If you click on any number of pages listed in my menu, you will probably see labels. Labels that look something like this:
They were quite easy to make, so I thought today it might be fun to show you how I did it.
First, I use Paint Shop Pro 8 to make these. If you don’t have your own program and don’t want to pay for one (I managed to get a free copy while I was in college), Gimp is pretty good and it’s free (I hate their website, though–it looks like a giant ad). If you want to try Paint Shop Pro 8, you can download a free trial of it. If you don’t know how to use Gimp, there are many tutorials. I will be giving instructions for PSP8, since I have never used Gimp and don’t know how to do anything in it. Keep that in mind if you’re looking at my directions and then going to Gimp and saying, “I don’t see that here.” The programs are quite different, but if you can figure out how to use Gimp then you can translate this to use it there.
Now, on to the tutorial!
Step 01: First, make a new image that is 300 x 50 pixels. To do this the easy way, you can click CTRL+N in Windows (if you have a Mac, you’re on your own, sorry). Or you can just go to File –> New. A box should open. So you set width to 300 and height to 50. Make sure the drop-down box under “Units” says “Pixels.” Under Image Characteristics, look beside Color. Mine is white, so I unchecked the box next to “Transparent” and clicked the box with the color in it to set it to white. Your settings should look like this:
Click “OK” and you should have this:
Step 02: Now, do that first step over again but change the color to #6E6460, or whatever your color is. Ideally, you’re not copying mine exactly. (The option to use the hex code would be beside “HTML.”)
Step 03: As you can see, my text isn’t in one color. I used a texture for that effect. The texture I used is actually a background that WordPress has saved for the theme I’m using (though you need a paid account in order to use it on this theme–otherwise, it’s white). If you have a texture in mind that you want to use, open it in PSP8. If you don’t have one yet, there are plenty out there if you do a Google search (just remember to credit the person who made it). Or you can do a solid color, if you prefer. So mine is now open.
Step 04: Now the word begins. Go to you Color Swatches, which should be on the upper right part of the screen.
You can see that I have two colors there. The bottom one is grey (for some reason) and the other is the brownish-color that I used for my second image. Make the top one (the brownish-color) transparent. To do this, you just click the transparency icon directly underneath the color–the one that is a circle with a line in it.
That color is hidden now, which is important.
Now click the grey color. A box should have appeared. Click on the tab that says “Pattern.”
It will take you to a tab with many preset patterns plus the one you currently have open. Click on the drop-down arrow and find your pattern (it should be close to the top).
Once you have selected your pattern, click “OK.”
You can also minimize the pattern you opened, by the way. I find it makes working so much easier if I have fewer things sitting in front of me.
Step 05: Now, we do text! Go to the menu that is trailing down the left side of the program and click on the text icon.

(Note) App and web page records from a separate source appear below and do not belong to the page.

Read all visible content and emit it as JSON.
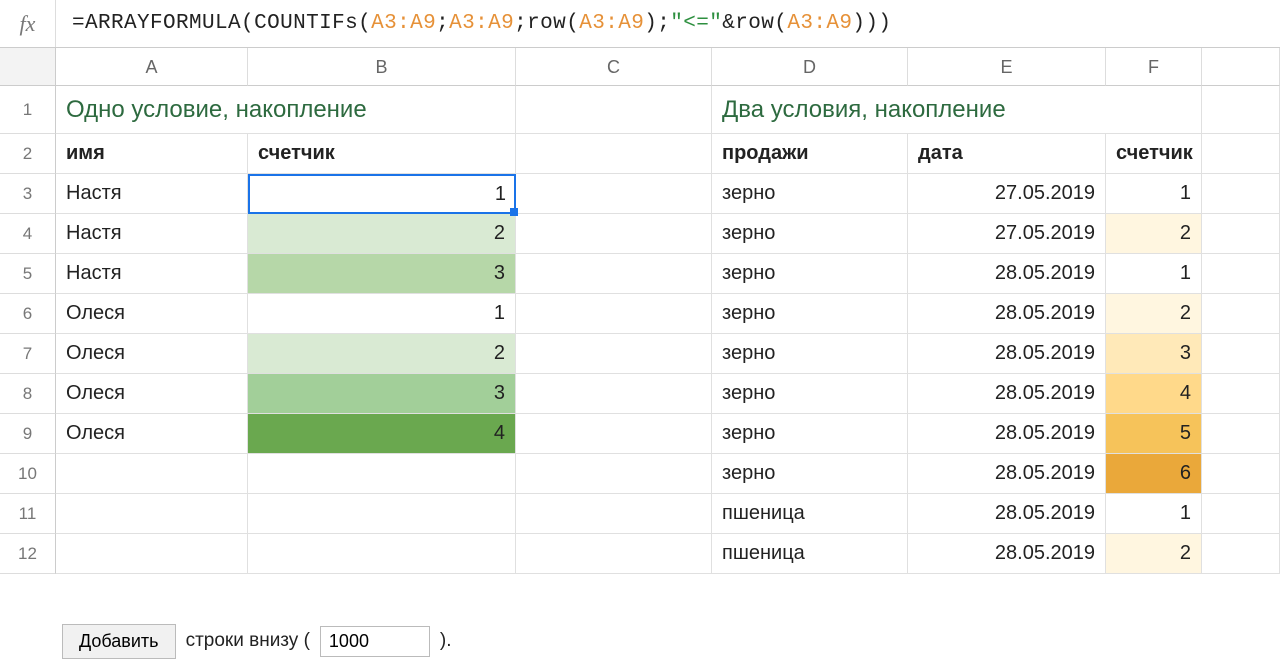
{
  "formula_bar": {
    "fx": "fx",
    "tokens": [
      {
        "t": "=",
        "c": "black"
      },
      {
        "t": "ARRAYFORMULA",
        "c": "black"
      },
      {
        "t": "(",
        "c": "black"
      },
      {
        "t": "COUNTIFs",
        "c": "black"
      },
      {
        "t": "(",
        "c": "black"
      },
      {
        "t": "A3:A9",
        "c": "orange"
      },
      {
        "t": ";",
        "c": "black"
      },
      {
        "t": "A3:A9",
        "c": "orange"
      },
      {
        "t": ";",
        "c": "black"
      },
      {
        "t": "row",
        "c": "black"
      },
      {
        "t": "(",
        "c": "black"
      },
      {
        "t": "A3:A9",
        "c": "orange"
      },
      {
        "t": ")",
        "c": "black"
      },
      {
        "t": ";",
        "c": "black"
      },
      {
        "t": "\"<=\"",
        "c": "green"
      },
      {
        "t": "&",
        "c": "black"
      },
      {
        "t": "row",
        "c": "black"
      },
      {
        "t": "(",
        "c": "black"
      },
      {
        "t": "A3:A9",
        "c": "orange"
      },
      {
        "t": ")",
        "c": "black"
      },
      {
        "t": ")",
        "c": "black"
      },
      {
        "t": ")",
        "c": "black"
      }
    ]
  },
  "columns": [
    "A",
    "B",
    "C",
    "D",
    "E",
    "F"
  ],
  "rows": [
    "1",
    "2",
    "3",
    "4",
    "5",
    "6",
    "7",
    "8",
    "9",
    "10",
    "11",
    "12"
  ],
  "titleLeft": "Одно условие, накопление",
  "titleRight": "Два условия, накопление",
  "headersLeft": {
    "name": "имя",
    "counter": "счетчик"
  },
  "headersRight": {
    "sales": "продажи",
    "date": "дата",
    "counter": "счетчик"
  },
  "left": [
    {
      "name": "Настя",
      "counter": 1,
      "shade": "g1"
    },
    {
      "name": "Настя",
      "counter": 2,
      "shade": "g2"
    },
    {
      "name": "Настя",
      "counter": 3,
      "shade": "g3"
    },
    {
      "name": "Олеся",
      "counter": 1,
      "shade": "g1"
    },
    {
      "name": "Олеся",
      "counter": 2,
      "shade": "g2"
    },
    {
      "name": "Олеся",
      "counter": 3,
      "shade": "g4"
    },
    {
      "name": "Олеся",
      "counter": 4,
      "shade": "g6"
    }
  ],
  "right": [
    {
      "sales": "зерно",
      "date": "27.05.2019",
      "counter": 1,
      "shade": "y1"
    },
    {
      "sales": "зерно",
      "date": "27.05.2019",
      "counter": 2,
      "shade": "y2"
    },
    {
      "sales": "зерно",
      "date": "28.05.2019",
      "counter": 1,
      "shade": "y1"
    },
    {
      "sales": "зерно",
      "date": "28.05.2019",
      "counter": 2,
      "shade": "y2"
    },
    {
      "sales": "зерно",
      "date": "28.05.2019",
      "counter": 3,
      "shade": "y3"
    },
    {
      "sales": "зерно",
      "date": "28.05.2019",
      "counter": 4,
      "shade": "y4"
    },
    {
      "sales": "зерно",
      "date": "28.05.2019",
      "counter": 5,
      "shade": "y5"
    },
    {
      "sales": "зерно",
      "date": "28.05.2019",
      "counter": 6,
      "shade": "y6"
    },
    {
      "sales": "пшеница",
      "date": "28.05.2019",
      "counter": 1,
      "shade": "y1"
    },
    {
      "sales": "пшеница",
      "date": "28.05.2019",
      "counter": 2,
      "shade": "y2"
    }
  ],
  "footer": {
    "add": "Добавить",
    "rows_text": "строки внизу (",
    "rows_value": "1000",
    "closing": ")."
  }
}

At the top of the program, you can change your font, size, etc. My font is called DazzlingDivas (for new free fonts, go to dafont.com) and my font size is set to 36 px. Make sure “Anti-Alias” is checked and that the drop-down menu under “Create As” says “Floating.”
Click anywhere on the darker image and a text box should appear. Type whatever you want and click “Apply.”
By hovering over your text, a cursor will appear. That means you can click and drag your text to move it anywhere on the image. So do that. I just center mine as well as I can. You will also notice all the shimmering lines moving around your text. That exists because you created a “floating selection.” You can de-float it by pressing CTRL+D, but I don’t recommend that. It’s important to float for this next part.
Step 06: With your text centered and still floating, go to the top menu and click Selections –> Modify –> Expand.
Another text box will appear saying that you must defloat the image. I know, this seems weird. Just click “OK” and it will defloat the image for a second while you make the change, but then afterwards it will be magically floating again. Whatever.
The important box should open now. All you will change here is the number of pixels. I keep mine at “1” for this.
Change yours to whatever you want and click OK. What this does is outline your text. The bigger the number, the bigger the outline.
Step 07: Your floating image should still be intact, but it will now have a line around it. You might not be able to see it, though, because the line is the color of the background. Copy this text by pressing CTRL+C and then click on your white image and press CTRL+L. What this does is it pastes what you copied as a new layer, which should subsequently center the text for you.
You are now finished! If you want, you can add extra features like a drop-shadow (Effects –> 3D Effects –> Drop Shadow), but I’m pretty happy with what I have. Therefore, I’m going to merge my layers.
To merge, go to Layers –> Merge –> Merge All (Flatten).
The program will merge the image and you can now save and upload it. This is mine:
It’s not exactly the same as the original. The one I posted at the top of this page is the one I’m actually using. For that one, I used a smaller font size and the text is bold. But they’re pretty close.
I know this tutorial was really long, but the process is very easy and very quick once you know what to do. 🙂